Whenever a line in the entries below contains "this", copy that line.

» AVAILABLE RECORDS:
= Beginning of Section =

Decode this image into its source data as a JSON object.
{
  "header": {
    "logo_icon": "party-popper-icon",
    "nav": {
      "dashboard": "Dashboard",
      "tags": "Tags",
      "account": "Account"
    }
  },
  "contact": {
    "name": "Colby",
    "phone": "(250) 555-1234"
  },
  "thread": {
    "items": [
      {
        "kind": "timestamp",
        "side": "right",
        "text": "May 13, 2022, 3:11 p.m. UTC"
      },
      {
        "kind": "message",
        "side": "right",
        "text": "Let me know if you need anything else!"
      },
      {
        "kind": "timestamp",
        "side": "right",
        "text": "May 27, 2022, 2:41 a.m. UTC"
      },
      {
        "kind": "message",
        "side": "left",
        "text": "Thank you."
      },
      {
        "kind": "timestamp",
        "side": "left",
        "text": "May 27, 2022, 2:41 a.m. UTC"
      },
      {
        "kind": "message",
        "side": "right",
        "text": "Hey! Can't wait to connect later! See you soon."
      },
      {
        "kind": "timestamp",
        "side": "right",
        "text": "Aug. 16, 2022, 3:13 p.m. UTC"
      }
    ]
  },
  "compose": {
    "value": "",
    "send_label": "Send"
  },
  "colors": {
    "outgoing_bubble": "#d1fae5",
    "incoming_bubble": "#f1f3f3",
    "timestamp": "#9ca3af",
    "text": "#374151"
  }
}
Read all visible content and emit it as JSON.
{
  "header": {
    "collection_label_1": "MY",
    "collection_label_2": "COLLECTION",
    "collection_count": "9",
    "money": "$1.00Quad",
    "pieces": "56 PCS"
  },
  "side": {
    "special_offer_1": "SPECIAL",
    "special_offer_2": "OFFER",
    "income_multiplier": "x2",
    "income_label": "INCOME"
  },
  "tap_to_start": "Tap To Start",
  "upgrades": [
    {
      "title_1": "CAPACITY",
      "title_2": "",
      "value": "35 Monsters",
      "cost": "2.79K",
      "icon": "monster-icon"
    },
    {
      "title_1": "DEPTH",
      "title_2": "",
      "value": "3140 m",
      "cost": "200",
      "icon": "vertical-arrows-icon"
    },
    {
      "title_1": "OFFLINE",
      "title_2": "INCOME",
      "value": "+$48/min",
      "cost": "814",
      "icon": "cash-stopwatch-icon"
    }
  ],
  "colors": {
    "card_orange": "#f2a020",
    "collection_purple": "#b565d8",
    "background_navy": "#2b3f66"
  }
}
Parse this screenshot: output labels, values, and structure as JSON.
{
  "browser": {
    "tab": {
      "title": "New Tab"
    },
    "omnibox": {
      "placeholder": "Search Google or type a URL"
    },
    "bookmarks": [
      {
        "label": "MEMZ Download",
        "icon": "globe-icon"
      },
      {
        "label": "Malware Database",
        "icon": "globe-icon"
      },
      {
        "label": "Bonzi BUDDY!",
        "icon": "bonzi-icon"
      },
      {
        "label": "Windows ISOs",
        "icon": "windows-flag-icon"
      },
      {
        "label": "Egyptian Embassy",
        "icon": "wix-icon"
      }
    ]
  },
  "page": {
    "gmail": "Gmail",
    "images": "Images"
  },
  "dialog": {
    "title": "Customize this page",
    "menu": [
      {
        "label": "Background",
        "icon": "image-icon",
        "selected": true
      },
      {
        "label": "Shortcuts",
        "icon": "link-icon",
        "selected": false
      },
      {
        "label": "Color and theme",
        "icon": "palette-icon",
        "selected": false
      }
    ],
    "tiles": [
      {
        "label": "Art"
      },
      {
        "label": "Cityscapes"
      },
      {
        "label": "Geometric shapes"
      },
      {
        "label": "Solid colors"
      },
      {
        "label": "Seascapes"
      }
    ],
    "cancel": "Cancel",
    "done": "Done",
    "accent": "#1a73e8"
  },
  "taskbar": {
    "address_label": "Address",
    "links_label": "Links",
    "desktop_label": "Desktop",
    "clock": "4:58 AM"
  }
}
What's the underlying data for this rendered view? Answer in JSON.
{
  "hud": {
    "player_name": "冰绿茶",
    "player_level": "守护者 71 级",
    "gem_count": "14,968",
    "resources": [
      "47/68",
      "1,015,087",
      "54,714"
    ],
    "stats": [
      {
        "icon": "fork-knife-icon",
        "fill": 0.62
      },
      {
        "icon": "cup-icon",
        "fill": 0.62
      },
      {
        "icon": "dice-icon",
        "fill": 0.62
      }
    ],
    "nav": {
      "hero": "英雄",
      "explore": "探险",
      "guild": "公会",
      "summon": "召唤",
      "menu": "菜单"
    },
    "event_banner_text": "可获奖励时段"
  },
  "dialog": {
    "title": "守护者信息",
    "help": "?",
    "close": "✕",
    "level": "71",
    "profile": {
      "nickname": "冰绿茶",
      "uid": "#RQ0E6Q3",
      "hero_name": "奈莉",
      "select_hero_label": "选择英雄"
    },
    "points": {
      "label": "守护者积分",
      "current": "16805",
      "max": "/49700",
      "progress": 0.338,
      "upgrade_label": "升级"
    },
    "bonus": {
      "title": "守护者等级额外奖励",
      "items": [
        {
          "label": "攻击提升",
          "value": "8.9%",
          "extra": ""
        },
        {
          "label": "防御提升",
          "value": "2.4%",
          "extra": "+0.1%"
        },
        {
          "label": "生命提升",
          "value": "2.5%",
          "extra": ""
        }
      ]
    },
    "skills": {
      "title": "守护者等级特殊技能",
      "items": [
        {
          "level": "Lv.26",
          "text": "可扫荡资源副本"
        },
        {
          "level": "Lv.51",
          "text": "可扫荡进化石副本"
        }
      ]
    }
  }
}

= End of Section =

» EXERCISE SOLUTION:
Decode this image into its source data as a JSON object.
Parse this screenshot: output labels, values, and structure as JSON.
    "title": "Customize this page",
What's the underlying data for this rendered view? Answer in JSON.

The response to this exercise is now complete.